## What the task requires:
Gather, from the data below, each line in which the word "consecutive" occurs.

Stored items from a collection
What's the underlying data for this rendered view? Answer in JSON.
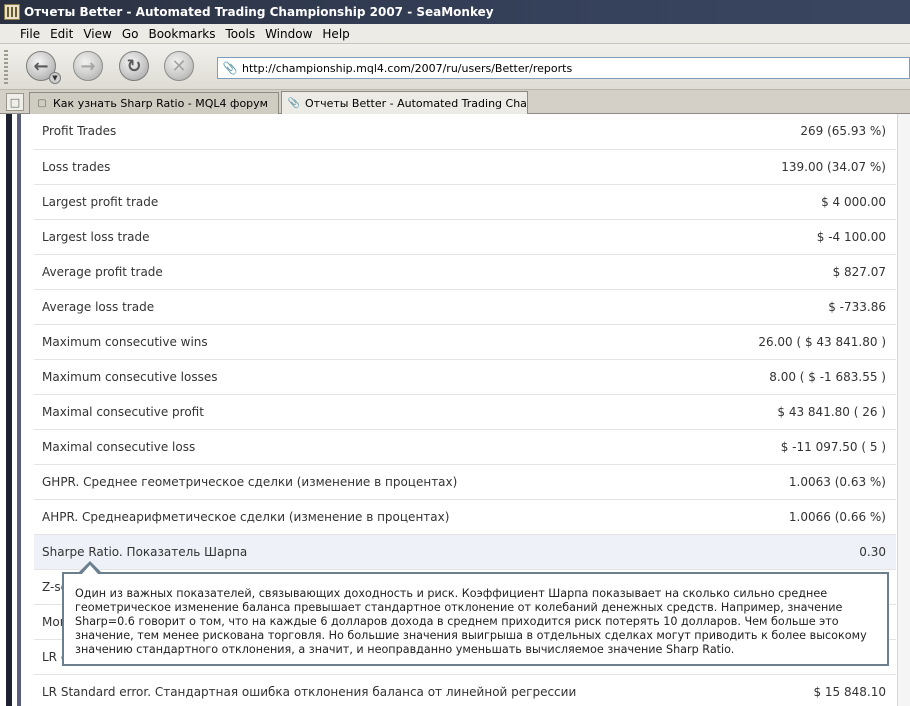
{
  "window": {
    "title": "Отчеты Better - Automated Trading Championship 2007 - SeaMonkey"
  },
  "menu": [
    "File",
    "Edit",
    "View",
    "Go",
    "Bookmarks",
    "Tools",
    "Window",
    "Help"
  ],
  "nav": {
    "back_icon": "back-arrow-icon",
    "forward_icon": "forward-arrow-icon",
    "reload_icon": "reload-icon",
    "stop_icon": "stop-icon",
    "url": "http://championship.mql4.com/2007/ru/users/Better/reports"
  },
  "tabs": [
    {
      "label": "Как узнать Sharp Ratio - MQL4 форум",
      "active": false
    },
    {
      "label": "Отчеты Better - Automated Trading Cham...",
      "active": true
    }
  ],
  "stats": [
    {
      "label": "Profit Trades",
      "value": "269 (65.93 %)"
    },
    {
      "label": "Loss trades",
      "value": "139.00 (34.07 %)"
    },
    {
      "label": "Largest profit trade",
      "value": "$ 4 000.00"
    },
    {
      "label": "Largest loss trade",
      "value": "$ -4 100.00"
    },
    {
      "label": "Average profit trade",
      "value": "$ 827.07"
    },
    {
      "label": "Average loss trade",
      "value": "$ -733.86"
    },
    {
      "label": "Maximum consecutive wins",
      "value": "26.00 ( $ 43 841.80 )"
    },
    {
      "label": "Maximum consecutive losses",
      "value": "8.00 ( $ -1 683.55 )"
    },
    {
      "label": "Maximal consecutive profit",
      "value": "$ 43 841.80 ( 26 )"
    },
    {
      "label": "Maximal consecutive loss",
      "value": "$ -11 097.50 ( 5 )"
    },
    {
      "label": "GHPR. Среднее геометрическое сделки (изменение в процентах)",
      "value": "1.0063 (0.63 %)"
    },
    {
      "label": "AHPR. Среднеарифметическое сделки (изменение в процентах)",
      "value": "1.0066 (0.66 %)"
    },
    {
      "label": "Sharpe Ratio. Показатель Шарпа",
      "value": "0.30"
    },
    {
      "label": "Z-sc",
      "value": ""
    },
    {
      "label": "Mon",
      "value": ""
    },
    {
      "label": "LR c",
      "value": ""
    },
    {
      "label": "LR Standard error. Стандартная ошибка отклонения баланса от линейной регрессии",
      "value": "$ 15 848.10"
    }
  ],
  "tooltip": {
    "text": "Один из важных показателей, связывающих доходность и риск. Коэффициент Шарпа показывает на сколько сильно среднее геометрическое изменение баланса превышает стандартное отклонение от колебаний денежных средств. Например, значение Sharp=0.6 говорит о том, что на каждые 6 долларов дохода в среднем приходится риск потерять 10 долларов. Чем больше это значение, тем менее рискована торговля. Но большие значения выигрыша в отдельных сделках могут приводить к более высокому значению стандартного отклонения, а значит, и неоправданно уменьшать вычисляемое значение Sharp Ratio."
  }
}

## Response:
      "label": "Maximum consecutive wins",
      "label": "Maximum consecutive losses",
      "label": "Maximal consecutive profit",
      "label": "Maximal consecutive loss",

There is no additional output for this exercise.